Even more amazing are the song’s current video stats: it’s now been played over a billion times on YouTube and is still clicked upon around half million times per day. What were we saying at the beginning about some synth-pop being timeless?
After that breakthrough, another single, The Sun Always Shines On T.V., hit UK No.1 (actually outdoing Take On Me, which only got to No.2) on its way to selling five million copies. Three more singles – Love Is Reason, the title track and Train Of Thought – helped Hunting High And Low to reach equally dizzy heights, and the album has now notched up sales in excess of ten million.
“There are definitely some things I am happier with than others,” Waaktaar says, looking back at the elements that make up the album today. “But when you come back to it, having not listened to it for a long time, it’s not so straightforward. It does a lot of sidesteps here and there, and I think a lot of the songs have survived.
“Sometimes with an 80s type of production you get locked into a certain kind of thing, but we did a lot of oddball chord changes, plus some different lyrics and arrangements. It wasn’t too heavy-handed, for the 80s, which is great.”
When asked about how it feels to have penned some of the most iconic songs of a generation, Paul is modest.

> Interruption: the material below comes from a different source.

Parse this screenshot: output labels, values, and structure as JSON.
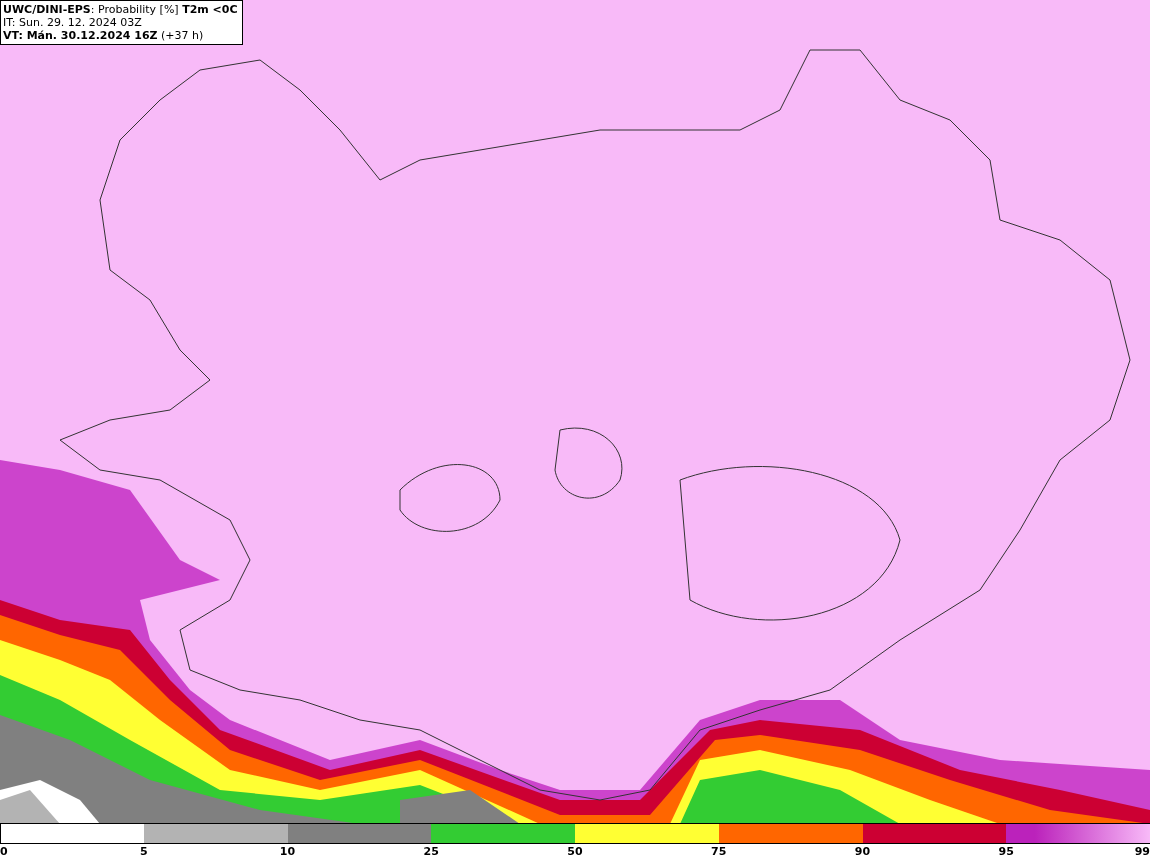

“Well, putting it that way, it feels pretty good,” he considers. “It’s often a very solitary type of work, so any kind of comment you get where you feel you’ve connected with people, that’s the best bit that you can expect. It can be easier to accept if it’s just a comment from one person rather than a kind of blanket statement, and that feels very good… like you made an impact, you did something or just played a part in somebody’s day. It’s a good feeling.”